(Component data from apps and pages)
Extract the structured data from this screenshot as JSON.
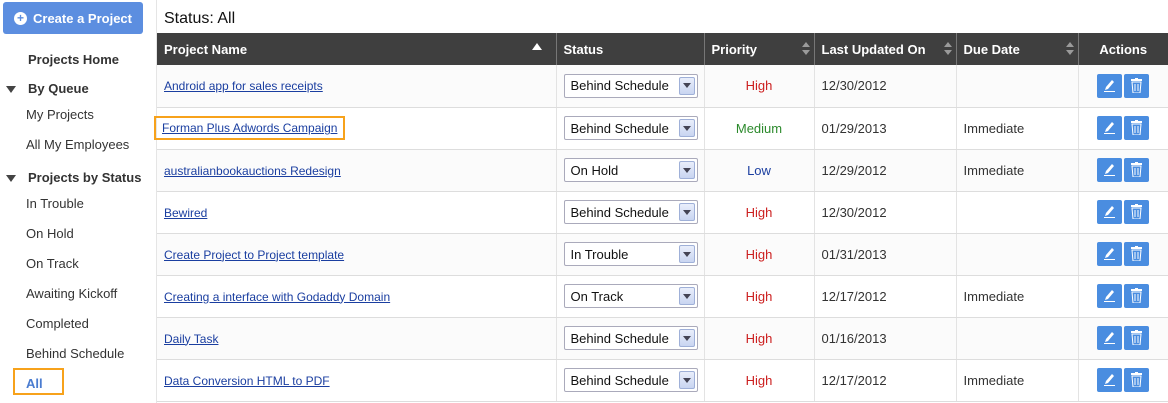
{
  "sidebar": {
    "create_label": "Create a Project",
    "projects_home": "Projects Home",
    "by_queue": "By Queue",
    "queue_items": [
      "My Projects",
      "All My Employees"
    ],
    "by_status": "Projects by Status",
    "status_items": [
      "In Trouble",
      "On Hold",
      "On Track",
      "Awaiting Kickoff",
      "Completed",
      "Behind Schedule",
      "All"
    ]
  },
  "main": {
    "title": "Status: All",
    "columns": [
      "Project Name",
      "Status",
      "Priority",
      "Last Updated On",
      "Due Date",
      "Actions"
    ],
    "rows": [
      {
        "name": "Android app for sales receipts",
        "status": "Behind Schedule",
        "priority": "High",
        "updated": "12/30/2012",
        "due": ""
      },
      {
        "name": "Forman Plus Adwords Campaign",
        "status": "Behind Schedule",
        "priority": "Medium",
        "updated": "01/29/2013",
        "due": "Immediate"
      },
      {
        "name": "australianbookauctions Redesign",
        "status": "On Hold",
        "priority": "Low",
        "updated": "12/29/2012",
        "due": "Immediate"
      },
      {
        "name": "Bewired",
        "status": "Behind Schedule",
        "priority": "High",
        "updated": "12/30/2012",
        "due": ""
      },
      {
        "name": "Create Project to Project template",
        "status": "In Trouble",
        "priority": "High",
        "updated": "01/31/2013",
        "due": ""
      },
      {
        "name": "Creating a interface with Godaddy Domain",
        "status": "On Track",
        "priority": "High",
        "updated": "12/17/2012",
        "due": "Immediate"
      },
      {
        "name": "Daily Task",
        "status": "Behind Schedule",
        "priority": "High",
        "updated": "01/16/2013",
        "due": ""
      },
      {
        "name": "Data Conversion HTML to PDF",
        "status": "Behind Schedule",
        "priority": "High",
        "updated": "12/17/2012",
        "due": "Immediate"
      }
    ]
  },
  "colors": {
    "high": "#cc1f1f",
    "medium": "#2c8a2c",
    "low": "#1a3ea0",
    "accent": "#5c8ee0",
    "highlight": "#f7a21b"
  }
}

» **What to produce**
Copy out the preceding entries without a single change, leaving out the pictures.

» **The completed task**
Extract the structured data from this screenshot as JSON.
{
  "sidebar": {
    "create_label": "Create a Project",
    "projects_home": "Projects Home",
    "by_queue": "By Queue",
    "queue_items": [
      "My Projects",
      "All My Employees"
    ],
    "by_status": "Projects by Status",
    "status_items": [
      "In Trouble",
      "On Hold",
      "On Track",
      "Awaiting Kickoff",
      "Completed",
      "Behind Schedule",
      "All"
    ]
  },
  "main": {
    "title": "Status: All",
    "columns": [
      "Project Name",
      "Status",
      "Priority",
      "Last Updated On",
      "Due Date",
      "Actions"
    ],
    "rows": [
      {
        "name": "Android app for sales receipts",
        "status": "Behind Schedule",
        "priority": "High",
        "updated": "12/30/2012",
        "due": ""
      },
      {
        "name": "Forman Plus Adwords Campaign",
        "status": "Behind Schedule",
        "priority": "Medium",
        "updated": "01/29/2013",
        "due": "Immediate"
      },
      {
        "name": "australianbookauctions Redesign",
        "status": "On Hold",
        "priority": "Low",
        "updated": "12/29/2012",
        "due": "Immediate"
      },
      {
        "name": "Bewired",
        "status": "Behind Schedule",
        "priority": "High",
        "updated": "12/30/2012",
        "due": ""
      },
      {
        "name": "Create Project to Project template",
        "status": "In Trouble",
        "priority": "High",
        "updated": "01/31/2013",
        "due": ""
      },
      {
        "name": "Creating a interface with Godaddy Domain",
        "status": "On Track",
        "priority": "High",
        "updated": "12/17/2012",
        "due": "Immediate"
      },
      {
        "name": "Daily Task",
        "status": "Behind Schedule",
        "priority": "High",
        "updated": "01/16/2013",
        "due": ""
      },
      {
        "name": "Data Conversion HTML to PDF",
        "status": "Behind Schedule",
        "priority": "High",
        "updated": "12/17/2012",
        "due": "Immediate"
      }
    ]
  },
  "colors": {
    "high": "#cc1f1f",
    "medium": "#2c8a2c",
    "low": "#1a3ea0",
    "accent": "#5c8ee0",
    "highlight": "#f7a21b"
  }
}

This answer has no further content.